The winners and finalists for the Pultizer Prize were announced today. I had recently speculated that The Road wasn’t a “typical Pulitzer candidate” in that the Pulitzer typically recognizes books that are less post-apocalyptic, but The Road suddenly appears unstoppable. (Note as well that we now officially have a book that was picked by Oprah before it won the Pulitzer. I bet that surprises some people.) Here are this year’s Pulitzer winners and finalists with excerpts where available:Fiction:Winner: The Road by Cormac McCarthyAfter This by Alice McDermott – excerptThe Echo Maker by Richard Powers – excerptGeneral Nonfiction:Winner: The Looming Tower: Al-Qaeda and the Road to 9/11 by Lawrence Wright – excerptCrazy: A Father’s Search Through America’s Mental Health Madness by Pete EarleyFiasco: The American Military Adventure in Iraq by Thomas E. Ricks – excerptHistory:Winner: The Race Beat: The Press, the Civil Rights Struggle, and the Awakening of a Nation by Gene Roberts and Hank Klibanoff – excerptMiddle Passages: African American Journeys to Africa, 1787-2005 by James T. CampbellMayflower: A Story of Courage, Community, and War by Nathaniel Philbrick – excerptBiography:Winner: The Most Famous Man in America: The Biography of Henry Ward Beecher by Debby Applegate – excerptJohn Wilkes: The Scandalous Father of Civil Liberty by Arthur H. Cash – excerpt (pdf)Andrew Carnegie by David NasawWinners and finalists in other categories are available at the Pulitzer Web site.

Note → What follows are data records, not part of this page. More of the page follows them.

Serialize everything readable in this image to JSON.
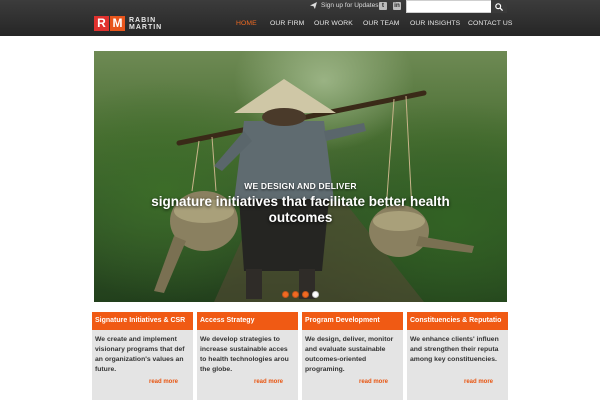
{
  "header": {
    "logo": {
      "letters": [
        "R",
        "M"
      ],
      "line1": "RABIN",
      "line2": "MARTIN"
    },
    "signup_label": "Sign up for Updates",
    "social": [
      {
        "icon": "twitter-icon",
        "glyph": "t"
      },
      {
        "icon": "linkedin-icon",
        "glyph": "in"
      }
    ],
    "search": {
      "placeholder": "",
      "value": ""
    },
    "nav": [
      {
        "label": "HOME",
        "active": true
      },
      {
        "label": "OUR FIRM",
        "active": false
      },
      {
        "label": "OUR WORK",
        "active": false
      },
      {
        "label": "OUR TEAM",
        "active": false
      },
      {
        "label": "OUR INSIGHTS",
        "active": false
      },
      {
        "label": "CONTACT US",
        "active": false
      }
    ]
  },
  "hero": {
    "kicker": "WE DESIGN AND DELIVER",
    "title": "signature initiatives that facilitate better health outcomes",
    "slides_total": 4,
    "active_slide": 4
  },
  "cards": [
    {
      "title": "Signature Initiatives & CSR",
      "lines": [
        "We create and implement",
        "visionary programs that def",
        "an organization's values an",
        "future."
      ],
      "more": "read more"
    },
    {
      "title": "Access Strategy",
      "lines": [
        "We develop strategies to",
        "increase sustainable acces",
        "to health technologies arou",
        "the globe."
      ],
      "more": "read more"
    },
    {
      "title": "Program Development",
      "lines": [
        "We design, deliver, monitor",
        "and evaluate sustainable",
        "outcomes-oriented",
        "programing."
      ],
      "more": "read more"
    },
    {
      "title": "Constituencies & Reputatio",
      "lines": [
        "We enhance clients' influen",
        "and strengthen their reputa",
        "among key constituencies."
      ],
      "more": "read more"
    }
  ],
  "colors": {
    "accent": "#f05a14",
    "nav_active": "#f06a22",
    "header_bg": "#2e2e2e",
    "card_bg": "#e4e4e4"
  }
}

Back in January, I took a look at some of the “most anticipated” books of the year. Well, those books are old news now, but there are some great-looking books on the way. September and October in particular are looking pretty stacked. Please share any relevant links or books I may have missed.July:Gallatin Canyon by Thomas McGuane (New Yorker interview)Talk Talk by T.C. Boyle (Boyle’s blog)The Driftless Area by Tom Drury (Drury’s story “Path Lights“)The Black Book by Orhan Pamuk (a new translation, thanks Bud)America’s Report Card by John McNally (Thanks Dan)The Judas Field by Howard Bahr (Thanks J.D.)August:Blind Willow, Sleeping Woman by Haruki Murakami (list of stories)Winter’s Bone by Daniel Woodrell (Thanks Dan)Brief Encounters with Che Guevara by Ben Fountain (thanks Stephan)September:Moral Disorder by Margaret AtwoodThe Dissident by Nell Freudenberger (Her first novel; following up her collection, Lucky Girls)All Aunt Hagar’s Children by Edward P. Jones (very excited about this one – the title story appeared in the New Yorker.)A Spot of Bother by Mark Haddon (a first look at the book)The Road by Cormac Mccarthy (a first look)After This by Alice McDermott (PW Review [scroll down])Half of a Yellow Sun by Chimamanda Ngozi Adichie (thanks Dan)Smonk by Tom Franklin (thanks Dan)Dead in Desemboque by Eddy Arellano (Thanks Laurie)October:One Good Turn by Kate Atkinson (sequel to Case Histories)What is the What by Dave Eggers (based on a true story, excerpted in The Believer – Part 1, 2, 3)Lay of the Land by Richard Ford (The third Frank Bascombe novel – I wrote about it last year.)Thirteen Moons by Charles Frazier (A big enough deal that the announcement of a publication date came as an Entertainment Weekly exclusive.)Restless by William Boyd (A World War II novel)The Uses of Enchantment by Heidi JulavitsGolem Song by Marc Estrin (thanks Dan)The Ladies of Grace Adieu and Other Stories by Susanna Clarke (Thanks Laurie)November:The View from Castle Rock by Alice Munro (The title story was in the New Yorker)Soon the Rest Will Fall by Peter Plate (Thanks Laurie)The Jennifer Morgue by Charles Stross (Thanks Laurie)December:Untitled Thomas Pynchon novel (as confirmed by Ed.)January 2007:Zoli by Colum McCannFlora Segunda by Ysabeau Wilce (Thanks Laurie)February 2007:Knots by Nuruddin Farah (based on “Farah’s own recent efforts to reclaim his family’s property in Mogadishu, and his experiences trying to negotiate peace among the city’s warlords.”)May 2007:The Yiddish Policemen’s Union by Michael Chabon (Posts about the book: 1, 2, 3, 4)Addenda: Books suggested in the comments are being added above.